This algorithm allows the ESP32 to discover the state of the A/C from a blind start:
It’s possible to synchronize the fan speed by briefly running DEHUMIDIFY (which forces the fan to LOW), but I decided not to do this, and just let the user choose the fan speed.
I encountered the following AP14001HS-specific bugs:
It’s possible to set a specific temperature by sending enough DOWN commands to reach the minimum value, followed by enough UP commands to reach the desired temperature. In theory, the controller could always use 16C for cooling and 32C for idle, but I prefer 18C-27C, because it only needs 9 clicks (shorter beep), and the user can manually raise the cooling point to prevent a smaller room from getting unreasonably cold. Manual adjustment is only possible in celsius mode due to the temperature corruption bug, so it’s unfortunate that unplugging the power reverts to fahrenheit. My best idea was to initialize cooling mode by sending enough UP commands to max out the fahrenheit range, and likewise for DOWN commands in heating mode. All adjustments after this point assume celsius, so the temperature will never get cold enough to cool, or hot enough to heat, until the user restores celsius mode and reboots the ESP32. In other words, it seems better to never work than sort of work.
I couldn’t find an enclosure with the right dimensions, so I cut out some ABS rectangles with a utility knife, attached using 5mm and 12mm M3 screws, with 18mm standoffs and 5mm spacers.
The circuit board is a Proto Advantage SBB206. It fits the 15-row ESP32 dev board exactly, though it’d be nice if the dev board were 1 pin narrower. Drilling holes in the power rails lets them hold general-purpose components.
The photodiode and IR LED dongles are attached to 22AWG MTA-100 connectors. I used a small screwdriver in lieu of the $35 Insertion Tool.
Here is the controller stuck to the AP14001HS:
24VAC relay module, with 10K resistors and optocouplers:

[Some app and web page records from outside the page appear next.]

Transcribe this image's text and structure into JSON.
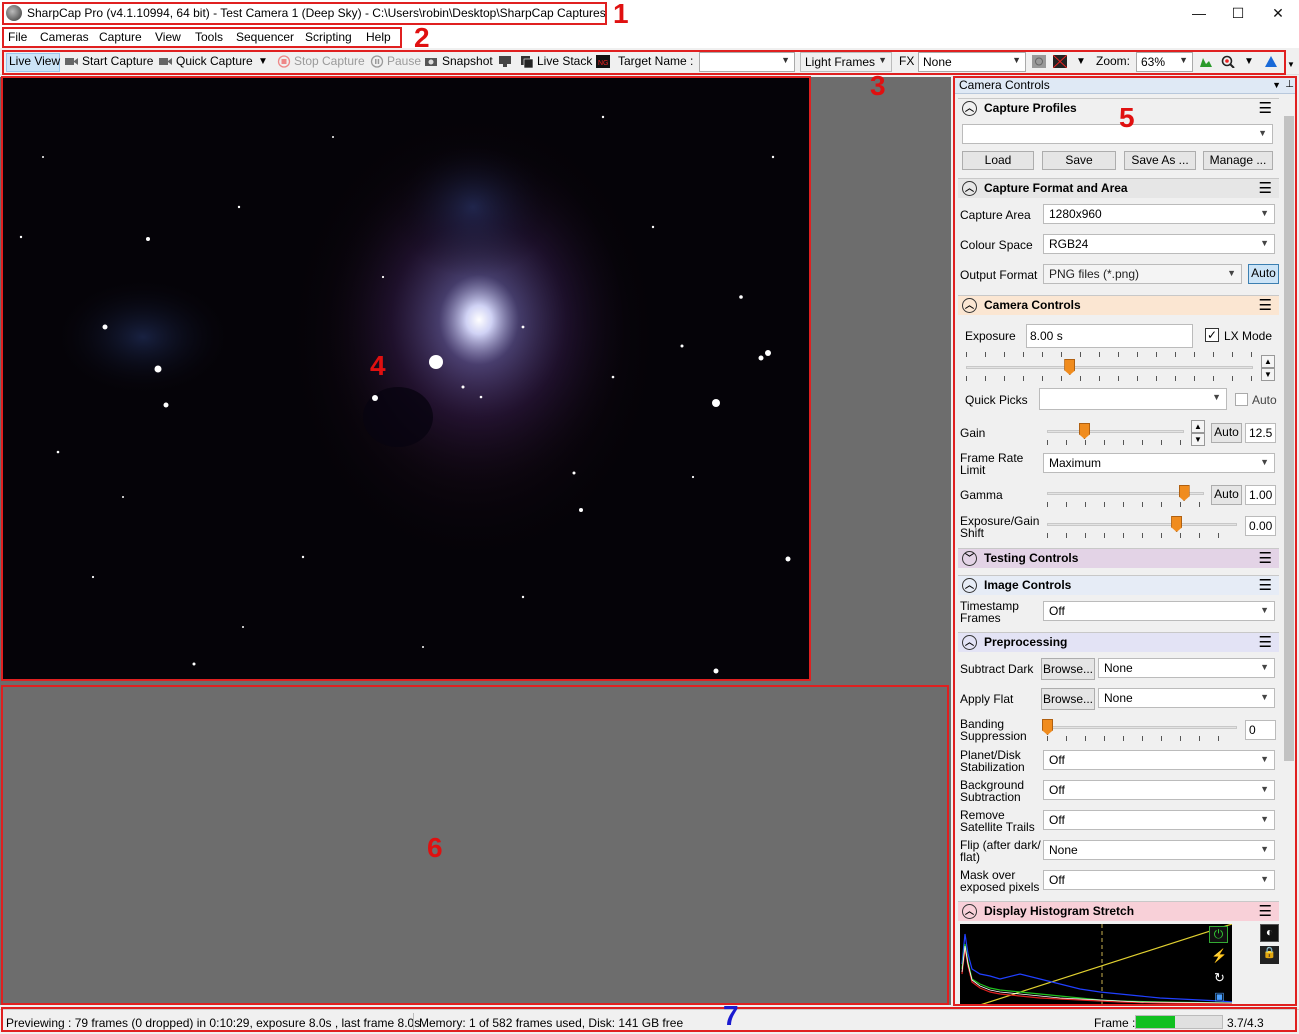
{
  "window": {
    "title": "SharpCap Pro (v4.1.10994, 64 bit) - Test Camera 1 (Deep Sky) - C:\\Users\\robin\\Desktop\\SharpCap Captures",
    "minimize": "—",
    "maximize": "☐",
    "close": "✕"
  },
  "menu": {
    "items": [
      "File",
      "Cameras",
      "Capture",
      "View",
      "Tools",
      "Sequencer",
      "Scripting",
      "Help"
    ]
  },
  "toolbar": {
    "live_view": "Live View",
    "start_capture": "Start Capture",
    "quick_capture": "Quick Capture",
    "stop_capture": "Stop Capture",
    "pause": "Pause",
    "snapshot": "Snapshot",
    "live_stack": "Live Stack",
    "target_name_label": "Target Name :",
    "target_name_value": "",
    "frame_type": "Light Frames",
    "fx_label": "FX",
    "fx_value": "None",
    "zoom_label": "Zoom:",
    "zoom_value": "63%"
  },
  "callouts": [
    "1",
    "2",
    "3",
    "4",
    "5",
    "6",
    "7"
  ],
  "panel": {
    "header": "Camera Controls",
    "capture_profiles": {
      "title": "Capture Profiles",
      "profile_value": "",
      "load": "Load",
      "save": "Save",
      "save_as": "Save As ...",
      "manage": "Manage ..."
    },
    "capture_format": {
      "title": "Capture Format and Area",
      "capture_area_label": "Capture Area",
      "capture_area_value": "1280x960",
      "colour_space_label": "Colour Space",
      "colour_space_value": "RGB24",
      "output_format_label": "Output Format",
      "output_format_value": "PNG files (*.png)",
      "auto": "Auto"
    },
    "camera_controls": {
      "title": "Camera Controls",
      "exposure_label": "Exposure",
      "exposure_value": "8.00 s",
      "lx_mode_label": "LX Mode",
      "lx_mode_checked": true,
      "quick_picks_label": "Quick Picks",
      "quick_picks_value": "",
      "quick_picks_auto": "Auto",
      "gain_label": "Gain",
      "gain_auto": "Auto",
      "gain_value": "12.5",
      "frame_rate_label": "Frame Rate Limit",
      "frame_rate_value": "Maximum",
      "gamma_label": "Gamma",
      "gamma_auto": "Auto",
      "gamma_value": "1.00",
      "exposure_gain_shift_label": "Exposure/Gain Shift",
      "exposure_gain_shift_value": "0.00"
    },
    "testing_controls": {
      "title": "Testing Controls"
    },
    "image_controls": {
      "title": "Image Controls",
      "timestamp_label": "Timestamp Frames",
      "timestamp_value": "Off"
    },
    "preprocessing": {
      "title": "Preprocessing",
      "subtract_dark_label": "Subtract Dark",
      "subtract_dark_browse": "Browse...",
      "subtract_dark_value": "None",
      "apply_flat_label": "Apply Flat",
      "apply_flat_browse": "Browse...",
      "apply_flat_value": "None",
      "banding_label": "Banding Suppression",
      "banding_value": "0",
      "planet_label": "Planet/Disk Stabilization",
      "planet_value": "Off",
      "background_label": "Background Subtraction",
      "background_value": "Off",
      "satellite_label": "Remove Satellite Trails",
      "satellite_value": "Off",
      "flip_label": "Flip (after dark/ flat)",
      "flip_value": "None",
      "mask_label": "Mask over exposed pixels",
      "mask_value": "Off"
    },
    "histogram": {
      "title": "Display Histogram Stretch"
    }
  },
  "status": {
    "previewing": "Previewing : 79 frames (0 dropped) in 0:10:29, exposure 8.0s , last frame 8.0s",
    "memory": "Memory: 1 of 582 frames used, Disk: 141 GB free",
    "frame_label": "Frame :",
    "frame_value": "3.7/4.3"
  },
  "colors": {
    "accent_red": "#e02020",
    "callout_blue": "#1a1ad0",
    "slider_orange": "#f08c1e",
    "camera_header": "#fbe6d2",
    "testing_header": "#e3d3e6",
    "image_header": "#e6ecf6",
    "preproc_header": "#e3e3f5",
    "histo_header": "#f8d0d8",
    "frame_bar": "#10c020"
  },
  "sliders": {
    "exposure_fraction": 0.36,
    "gain_fraction": 0.27,
    "gamma_fraction": 0.87,
    "shift_fraction": 0.68,
    "banding_fraction": 0.0,
    "frame_fraction": 0.45
  }
}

Bud Industries CU-387 enclosure with Vigortronix VTX-146-030-212. The transformer converts 120VAC (parallel windings) to roughly 30VAC, or 208VAC (series windings) to roughly 25VAC. I roughened the plastic with sandpaper and epoxied 6mm M3 standoffs in place; hopefully that’ll hold well enough.
To attach the 24VAC wires, I took some 3.5mm screw terminal blocks (TE 1776275-6), bent the pins sideways, and soldered them to form a bus. The exposed metal was wrapped with electrical tape.

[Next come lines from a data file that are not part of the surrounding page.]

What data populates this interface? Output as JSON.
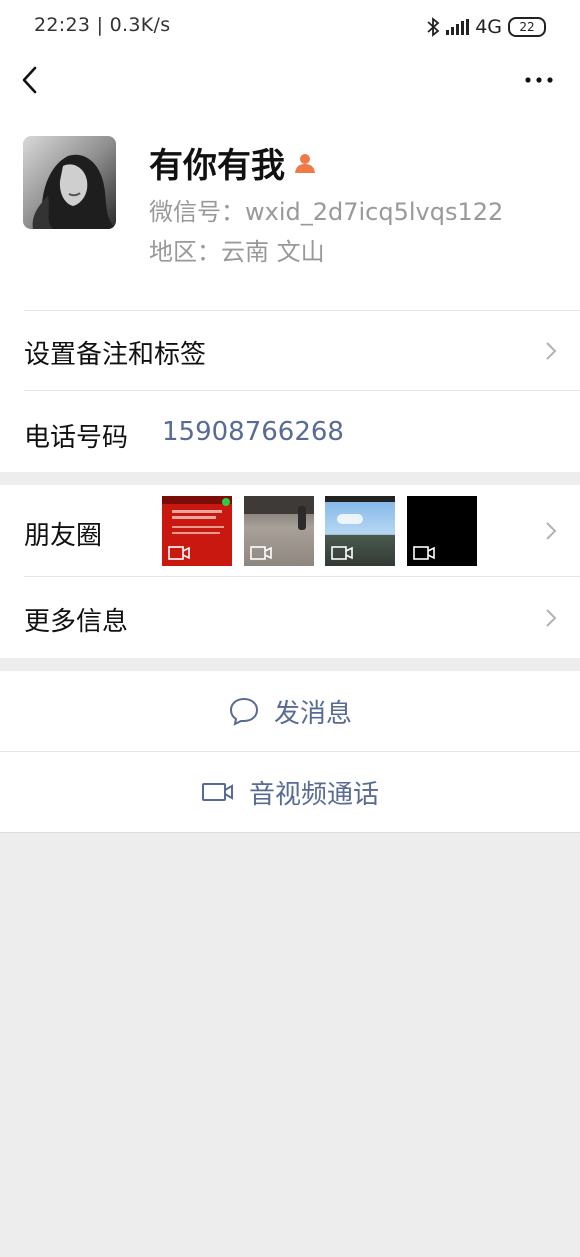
{
  "status_bar": {
    "time_speed": "22:23 | 0.3K/s",
    "network": "4G",
    "battery": "22"
  },
  "profile": {
    "name": "有你有我",
    "wechat_id": "微信号：wxid_2d7icq5lvqs122",
    "region": "地区：云南  文山"
  },
  "rows": {
    "remark_tags": "设置备注和标签",
    "phone_label": "电话号码",
    "phone_value": "15908766268",
    "moments_label": "朋友圈",
    "more_info": "更多信息"
  },
  "actions": {
    "send_message": "发消息",
    "video_call": "音视频通话"
  },
  "colors": {
    "link": "#576b95",
    "background": "#ededed",
    "gender_badge": "#f07a47"
  }
}
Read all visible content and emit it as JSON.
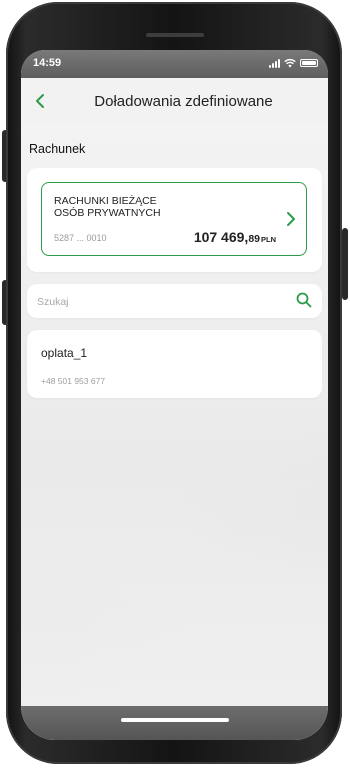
{
  "status_bar": {
    "time": "14:59",
    "icons": [
      "signal-icon",
      "wifi-icon",
      "battery-icon"
    ]
  },
  "header": {
    "back_icon": "chevron-left-icon",
    "title": "Doładowania zdefiniowane"
  },
  "account_section": {
    "label": "Rachunek",
    "account": {
      "name_line1": "RACHUNKI BIEŻĄCE",
      "name_line2": "OSÓB PRYWATNYCH",
      "number": "5287 ... 0010",
      "balance_main": "107 469,",
      "balance_decimal": "89",
      "currency": "PLN",
      "action_icon": "chevron-right-icon"
    }
  },
  "search": {
    "placeholder": "Szukaj",
    "value": "",
    "icon": "search-icon"
  },
  "items": [
    {
      "name": "oplata_1",
      "phone": "+48 501 953 677"
    }
  ],
  "colors": {
    "accent": "#2d9a46",
    "background": "#f2f2f2",
    "card": "#ffffff"
  }
}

Here is the thermostat enclosure with everything mounted, including a 24VAC to 5VDC power supply at the bottom. I stuck with MicroUSB, so I can’t forget to unplug the power before reprogramming it.
The junction box originally held a 208VAC thermostat for baseboard heat. I added a Schneider Electric 92S7A22D-24 relay, which the Nest identifies as “aux heat” via the white wire. Actually, the relay and transformer are the only components needed to use the Nest as a line-voltage thermostat.
Here is the Nest in various stages of attachment: